Winkie's Diner might just be the key to understanding this Lynchian classic.
David Lynch's films are almost always about dreams (or really, nightmares). In 2001's Mulholland Drive, the director tackled, for the first time, the "dream world" of Hollywood. But there is another nightmare in the script: the one is inside the mind of Naomi Watts' character(s). The first two thirds of the film tell the story of a Hollywood hopeful helping a glamorous stranger with amnesia find her identity. Though in many ways the premise is conventional, the film is made of multiple plot-lines that overlap, twist back on themselves, and sometimes come to dead ends.
Several of these lines intersect at the fictional Winkie's Diner, and it is here that Anna Catley's video essay (below) locates one evocative path towards the center of the film's void, a path whose coordinates can be broken down into three cinematic techniques that Lynch uses to convey meaning in his film.
Catley shows how Winkie's Diner, a location that makes multiple appearances, is key to at least one understanding of the film. Check it out, and see how Lynch uses camera work, editing, and sound to set a tone that sets up the rest of the movie. (Spoiler alert: If you haven't seen the film, there might be some spoilers (and also, you should see the film.))
1. Camera Movement
In Mulholland Drive, three scenes take place at Winkie's (in the script, the diner is referred to as Denny's). In the first, two men, Herb and Dan, have met to discuss Dan's dream. The scene consists almost exclusively of a traditional dialogue scene, a shot/reverse shot sequence (more on that below.) But something is off. The first thing to note is that the lighting is "naturalistic", a total shift from the film's opening minutes. The context of their meeting, and their relationship to each other, is, and remains, a mystery; a full breakfast sits in front of them, but none of the food is touched.
By convention, the camera is usually static in dialogue scenes, but here it floats (almost imperceptibly), as Dan tells his story. Directly before the shot of the Winkie's sign, we have seen a woman fall asleep, and this floating camera maintains the dreamy quality of the opening minutes without calling too much attention to itself. It also helps establish the balance of power: notice how the floating shifts in relation to Dan's reaction to Herb's story.
2. Editing Rhythms
The abrupt cut to Winkie's and the conversation seem to indicate that we have entered the "real world." But the lighting, and the camera movement as well as what Lynch does here with the cutting, calls that into question. First, there is the use of extradiagetic sound, a tone (again) that is barely perceptible (courtesy of Angelo Baladamenti, Lynch's frequent musical collaborator; later, he has a small cameo.)

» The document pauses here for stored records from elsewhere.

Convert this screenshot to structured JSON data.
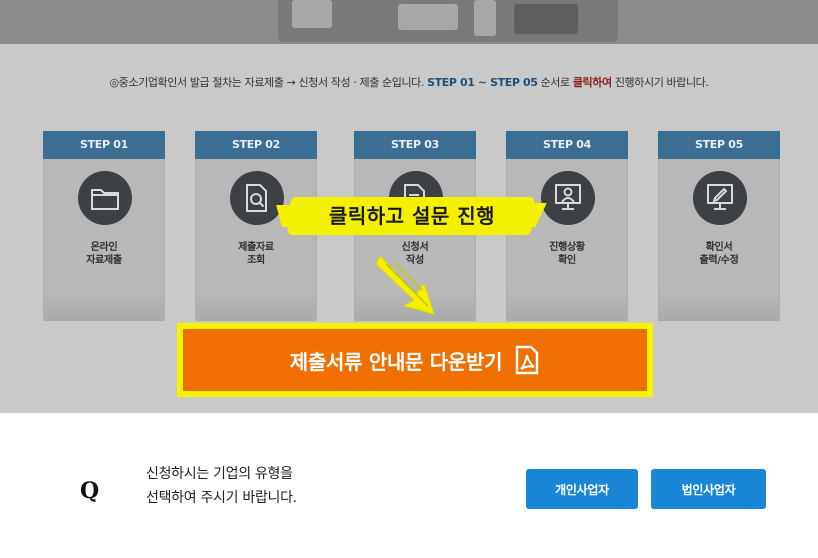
{
  "intro": {
    "prefix": "◎중소기업확인서 발급 절차는 자료제출 → 신청서 작성 · 제출 순입니다. ",
    "step_range": "STEP 01 ~ STEP 05",
    "middle": " 순서로 ",
    "click_word": "클릭하여",
    "suffix": " 진행하시기 바랍니다."
  },
  "steps": [
    {
      "tab": "STEP 01",
      "label_line1": "온라인",
      "label_line2": "자료제출",
      "icon": "folder-icon"
    },
    {
      "tab": "STEP 02",
      "label_line1": "제출자료",
      "label_line2": "조회",
      "icon": "document-search-icon"
    },
    {
      "tab": "STEP 03",
      "label_line1": "신청서",
      "label_line2": "작성",
      "icon": "document-edit-icon"
    },
    {
      "tab": "STEP 04",
      "label_line1": "진행상황",
      "label_line2": "확인",
      "icon": "monitor-person-icon"
    },
    {
      "tab": "STEP 05",
      "label_line1": "확인서",
      "label_line2": "출력/수정",
      "icon": "monitor-pen-icon"
    }
  ],
  "annotation": {
    "text": "클릭하고 설문 진행",
    "color": "#f5f000"
  },
  "download": {
    "label": "제출서류 안내문 다운받기",
    "icon": "pdf-icon",
    "color": "#ef6f00"
  },
  "question": {
    "mark": "Q",
    "line1": "신청하시는 기업의 유형을",
    "line2": "선택하여 주시기 바랍니다."
  },
  "buttons": {
    "individual": "개인사업자",
    "corporate": "법인사업자",
    "color": "#1a87d6"
  }
}
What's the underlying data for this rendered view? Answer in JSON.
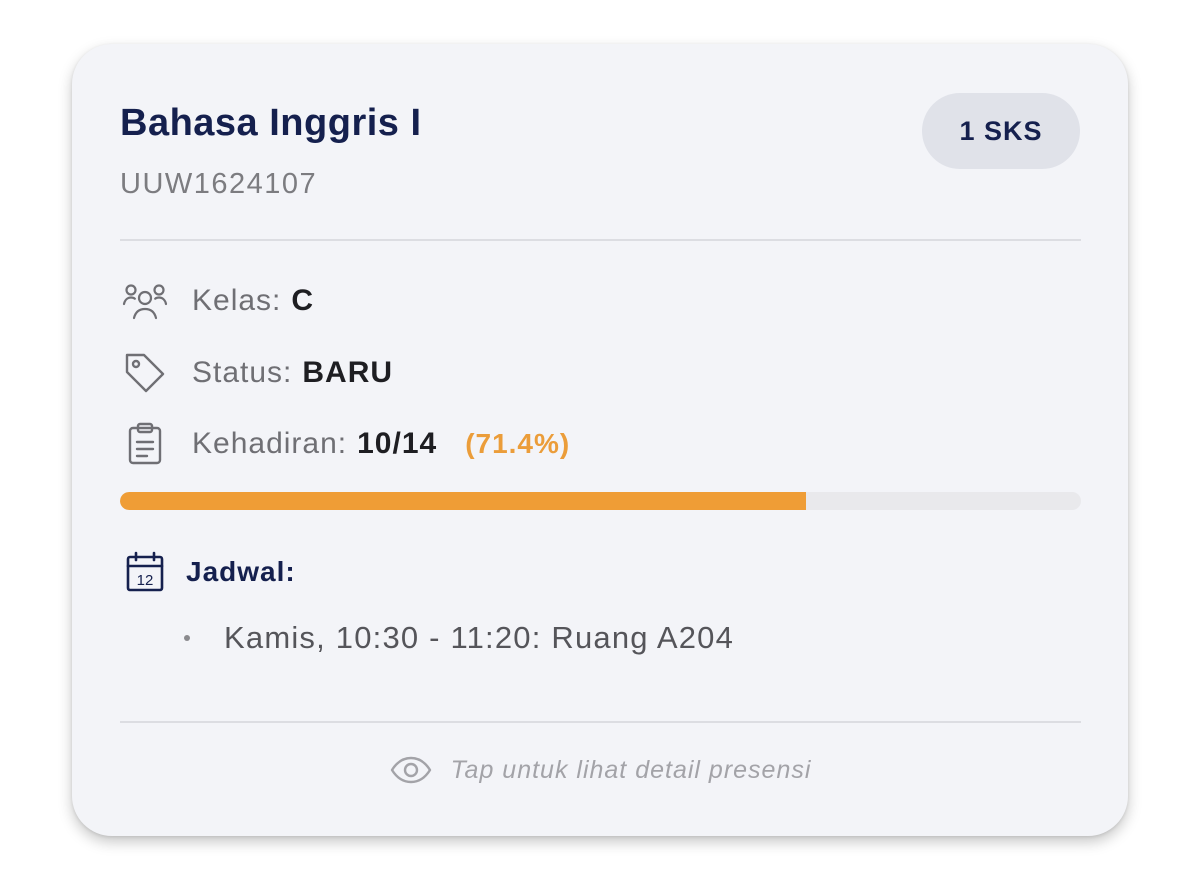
{
  "course": {
    "name": "Bahasa Inggris I",
    "code": "UUW1624107",
    "credits": "1 SKS"
  },
  "details": {
    "class_label": "Kelas:",
    "class_value": "C",
    "status_label": "Status:",
    "status_value": "BARU",
    "attendance_label": "Kehadiran:",
    "attendance_value": "10/14",
    "attendance_percent": "(71.4%)",
    "attendance_fraction": 0.714
  },
  "schedule": {
    "label": "Jadwal:",
    "items": [
      "Kamis, 10:30 - 11:20: Ruang A204"
    ],
    "calendar_day": "12"
  },
  "footer": {
    "hint": "Tap untuk lihat detail presensi"
  },
  "colors": {
    "accent": "#ef9d36",
    "title": "#15204e",
    "card_bg": "#f3f4f8"
  },
  "icons": {
    "class": "users-icon",
    "status": "tag-icon",
    "attendance": "clipboard-icon",
    "schedule": "calendar-icon",
    "footer": "eye-icon"
  }
}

For the first forty seconds of the scene, the cutting rhythm is straightforward enough, with 8 cuts (including from the sign to inside the diner), but for the next forty-odd seconds, there are no cuts at all. As Dan relates his dream, we stay focused on him, rising, pushing in, moving back, until he describes a connection between his dream and their reality, and the camera pans with him. This move happens twice. Is this a hint about whether we're in a dream within a dream?
3. Dialogue and Performance
As the scene starts, Herb condescends to Dan; he seems annoyed to be there in the first place, and when Dan reveals that the reason for their meeting is to discuss a dream, Herb can't help from making sarcastic noises. It would seem, then, that Dan has done this sort of thing before. However, both actors deliver their lines in peculiar cadences. It's nothing so much as bad acting, but because the rest of the film is so skillfully performed, their idiosyncratic deliveries stand out as intentional. Lynch is a master of modulation, though, and on first view it's not enough to really draw a bead on. It is, however an excellent setup for what comes next: the sustained shot that ends in a deft camera move adds an almost unbearable tension to the bright scene. This moment—where reality seems to rip apart at the seams—is common in David Lynch's work.
The two other scenes set at the diner occur when Betty and Rita, (Watts and Haring, the starlet and the amnesiac) make a phone call; they are served coffee by a waitress with a nametag that says, "Diane". Later in the film, Watts' character, Betty (now known as Diane), will return to the diner, this time to employ a hitman to kill Camilla (played by Haring). In each scene, they appear to sit in the same booth. Anyone interested in a timeline of the film can check one possible answer here, on IMDB.
There are numerous interpretations of Mulholland Drive; the same could be said for almost all of the director's films, but the chief difference here is that he has laid out a breadcrumb trail for the viewer. There is an explicable quality here, a puzzle begging to be solved; it's a quality lacking from the rest of his work. Anna Catley's video essay locates the locus of the film at Winkie's diner, and is one way into a film where a master director, by taking his surrealist tendencies and merging them to a genre-subverting mystery plot and hoary Hollywood tropes, created a work that is still engaging, and teaching, audiences almost 15 years after its release.